> Task objective: Leaving out any pictures, print the entries that follow exactly as they stand.

> Information supplied:
* * *
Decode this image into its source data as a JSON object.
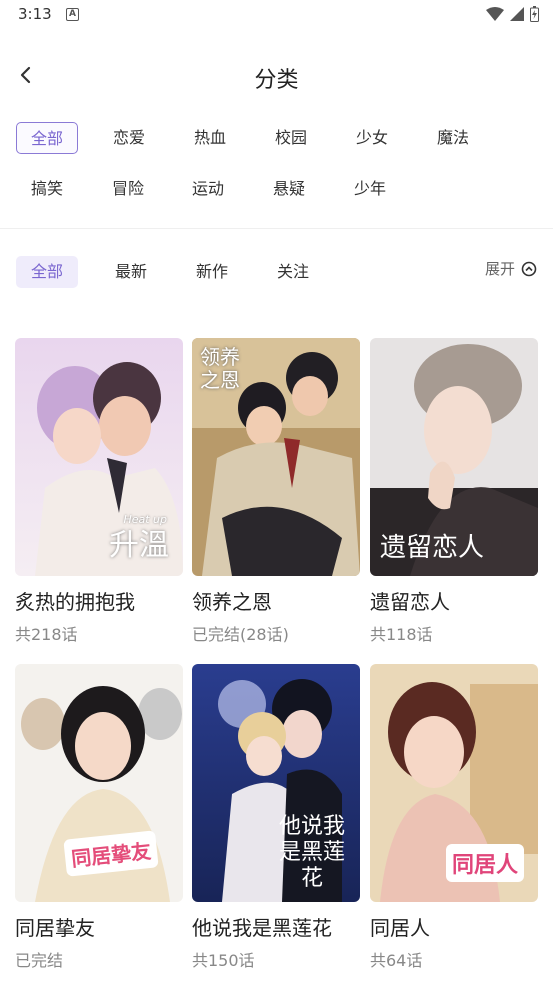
{
  "status": {
    "time": "3:13"
  },
  "header": {
    "title": "分类"
  },
  "genres": [
    "全部",
    "恋爱",
    "热血",
    "校园",
    "少女",
    "魔法",
    "搞笑",
    "冒险",
    "运动",
    "悬疑",
    "少年"
  ],
  "sorts": [
    "全部",
    "最新",
    "新作",
    "关注"
  ],
  "expand_label": "展开",
  "comics": [
    {
      "title": "炙热的拥抱我",
      "sub": "共218话",
      "cover_text": "升溫",
      "cover_en": "Heat up"
    },
    {
      "title": "领养之恩",
      "sub": "已完结(28话)",
      "cover_text": "领养之恩",
      "cover_en": ""
    },
    {
      "title": "遗留恋人",
      "sub": "共118话",
      "cover_text": "遗留恋人",
      "cover_en": ""
    },
    {
      "title": "同居挚友",
      "sub": "已完结",
      "cover_text": "同居挚友",
      "cover_en": ""
    },
    {
      "title": "他说我是黑莲花",
      "sub": "共150话",
      "cover_text": "他说我是黑莲花",
      "cover_en": ""
    },
    {
      "title": "同居人",
      "sub": "共64话",
      "cover_text": "同居人",
      "cover_en": ""
    }
  ]
}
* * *
> Final answer:
Decode this image into its source data as a JSON object.
{
  "status": {
    "time": "3:13"
  },
  "header": {
    "title": "分类"
  },
  "genres": [
    "全部",
    "恋爱",
    "热血",
    "校园",
    "少女",
    "魔法",
    "搞笑",
    "冒险",
    "运动",
    "悬疑",
    "少年"
  ],
  "sorts": [
    "全部",
    "最新",
    "新作",
    "关注"
  ],
  "expand_label": "展开",
  "comics": [
    {
      "title": "炙热的拥抱我",
      "sub": "共218话",
      "cover_text": "升溫",
      "cover_en": "Heat up"
    },
    {
      "title": "领养之恩",
      "sub": "已完结(28话)",
      "cover_text": "领养之恩",
      "cover_en": ""
    },
    {
      "title": "遗留恋人",
      "sub": "共118话",
      "cover_text": "遗留恋人",
      "cover_en": ""
    },
    {
      "title": "同居挚友",
      "sub": "已完结",
      "cover_text": "同居挚友",
      "cover_en": ""
    },
    {
      "title": "他说我是黑莲花",
      "sub": "共150话",
      "cover_text": "他说我是黑莲花",
      "cover_en": ""
    },
    {
      "title": "同居人",
      "sub": "共64话",
      "cover_text": "同居人",
      "cover_en": ""
    }
  ]
}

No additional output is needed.